The National Association for the
Advancement of Colored People (NAACP)
(January 1909-July 1977)
In January, several people meet in William English Walling's apartment to discuss the idea of creating a national biracial organization to help right social injustices. They are Dr. Henry Moskowitz, a socialist and social worker among New York immigrants; Miss Mary White Ovington, a social worker and descendant of abolitionists; and Walling, a wealthy Southerner, a socialist, and a writer whose article in the Springfield, Illinois, periodical, The Independent, on the 1908 riots arouses widespread sympathy over the treatment of AfricanAmericans; Charles Edward Russell, a close friend of Walling's, and Oswald Garrison Villard, publisher of the liberal New York Evening Post. It is agreed that a public campaign should open on Lincoln's birthday to obtain the support of a much larger group of citizens. This initial group is made biracial by the inclusion of Bishop Alexander Walters of the African Methodist Episcopal Zion Church and the Rev. William Henry Brooks, minister of St. Mark's Methodist Episcopal Church of New York. Augmenting this group are such other black leaders as W. E. B. Du Bois, Ida Wells Barnett, W. L. Bulkley, the Rev. Francis J. Grimke, and Mary Church Terrell, all of whom sign the Lincoln Day Call. In a letter of encouragement to the conferees, William Lloyd Garrison, Jr., son of the Boston abolitionist, expresses the hope "that the conference will utter no uncertain sound on any point affecting the vital subject."

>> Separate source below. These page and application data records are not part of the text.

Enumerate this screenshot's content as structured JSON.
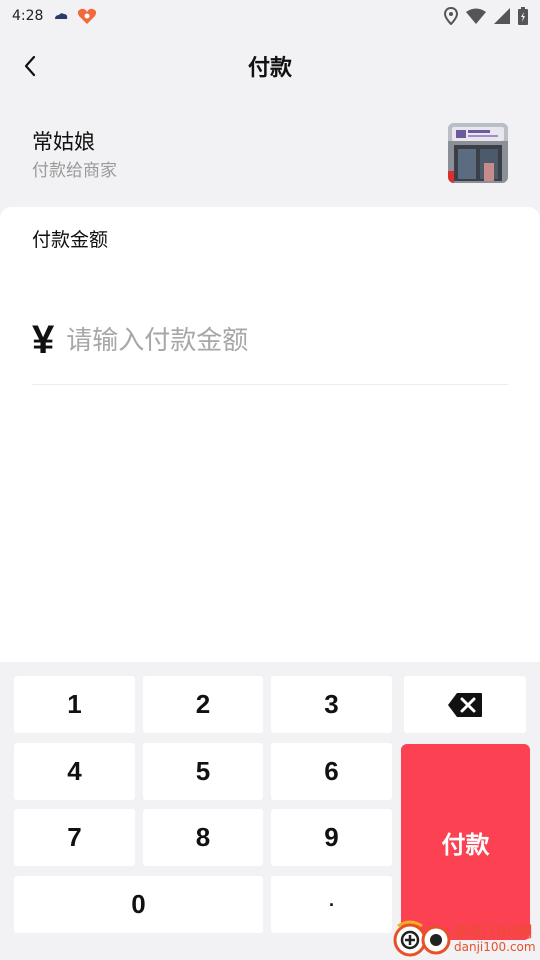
{
  "status_bar": {
    "time": "4:28"
  },
  "header": {
    "title": "付款"
  },
  "merchant": {
    "name": "常姑娘",
    "subtitle": "付款给商家"
  },
  "payment": {
    "amount_label": "付款金额",
    "currency_symbol": "¥",
    "amount_value": "",
    "amount_placeholder": "请输入付款金额"
  },
  "keypad": {
    "keys": [
      "1",
      "2",
      "3",
      "4",
      "5",
      "6",
      "7",
      "8",
      "9",
      "0",
      "."
    ],
    "pay_label": "付款",
    "backspace_icon": "backspace-icon"
  },
  "watermark": {
    "text1": "单机100网",
    "text2": "danji100.com"
  },
  "colors": {
    "background": "#f2f2f4",
    "pay_button": "#fb4152",
    "placeholder": "#a7a7a7",
    "watermark": "#e8502a"
  }
}
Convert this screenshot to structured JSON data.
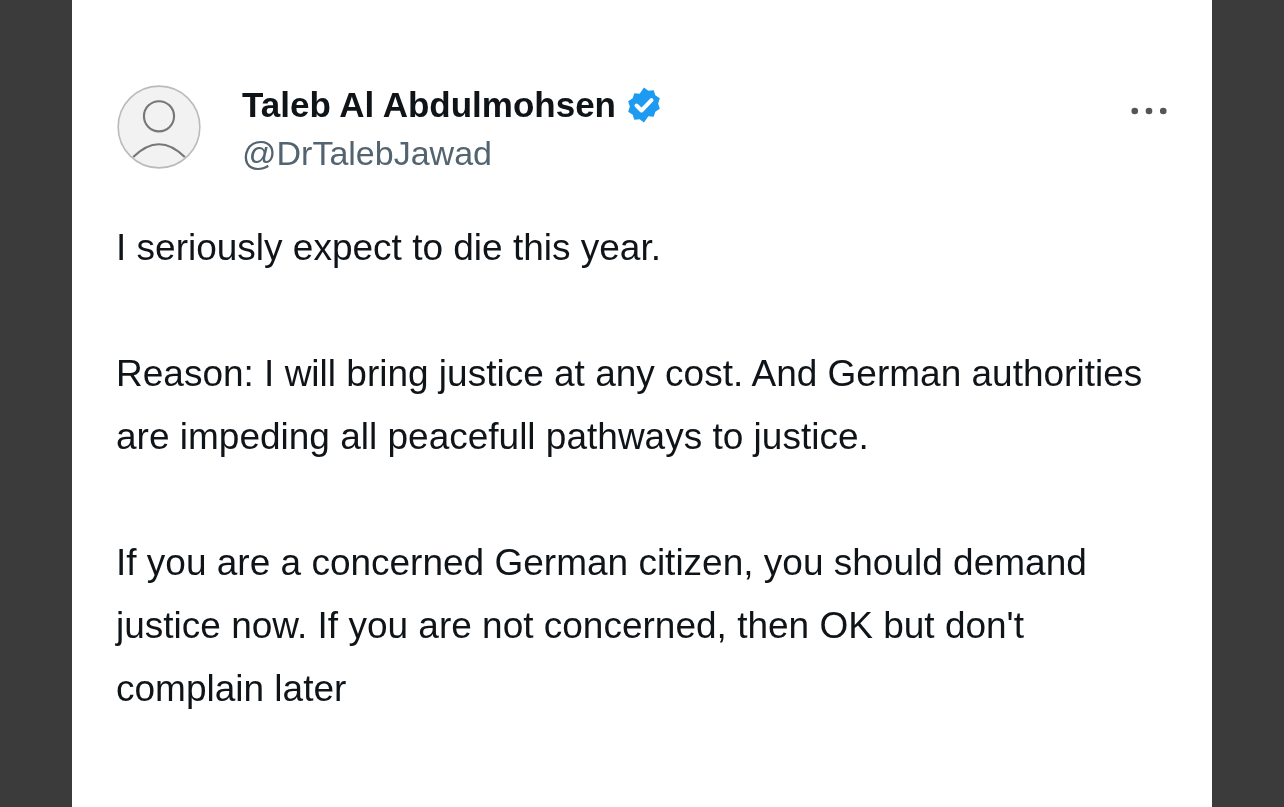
{
  "tweet": {
    "author": {
      "name": "Taleb Al Abdulmohsen",
      "handle": "@DrTalebJawad",
      "verified": true
    },
    "paragraphs": [
      "I seriously expect to die this year.",
      "Reason: I will bring justice at any cost. And German authorities are impeding all peacefull pathways to justice.",
      "If you are a concerned German citizen, you should demand justice now. If you are not concerned, then OK but don't complain later"
    ]
  }
}
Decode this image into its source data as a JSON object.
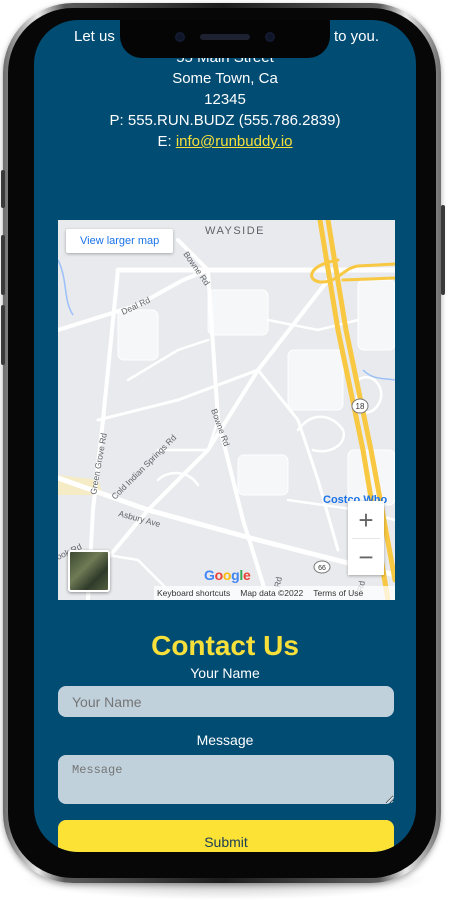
{
  "address": {
    "intro_partial_left": "Let us",
    "intro_partial_right": "to you.",
    "street": "55 Main Street",
    "city": "Some Town, Ca",
    "zip": "12345",
    "phone": "P: 555.RUN.BUDZ (555.786.2839)",
    "email_prefix": "E:",
    "email": "info@runbuddy.io"
  },
  "map": {
    "view_larger": "View larger map",
    "place_label": "WAYSIDE",
    "road_labels": [
      "Deal Rd",
      "Bowne Rd",
      "Bowne Rd",
      "Green Grove Rd",
      "Cold Indian Springs Rd",
      "Asbury Ave",
      "Rd",
      "Rd",
      "ook Rd"
    ],
    "poi_label": "Costco Who",
    "route_18": "18",
    "route_66": "66",
    "zoom_in": "+",
    "zoom_out": "−",
    "google_logo": "Google",
    "keyboard_shortcuts": "Keyboard shortcuts",
    "map_data": "Map data ©2022",
    "terms": "Terms of Use"
  },
  "contact": {
    "title": "Contact Us",
    "name_label": "Your Name",
    "name_placeholder": "Your Name",
    "message_label": "Message",
    "message_placeholder": "Message",
    "submit_label": "Submit"
  },
  "colors": {
    "background": "#004c73",
    "accent": "#f7e03a",
    "input": "#c0d1dc",
    "button": "#fde236"
  }
}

On February 12, over the signature of sixty persons, the Lincoln Day Call is issued calling for a meeting on the concept of creating an organization that will be an aggressive watchdog for AfricanAmerican liberties. This date marks the founding of the National Association for the Advancement of Colored People.
Based on the "NAACP Highlight" (a pamphlet), 1980.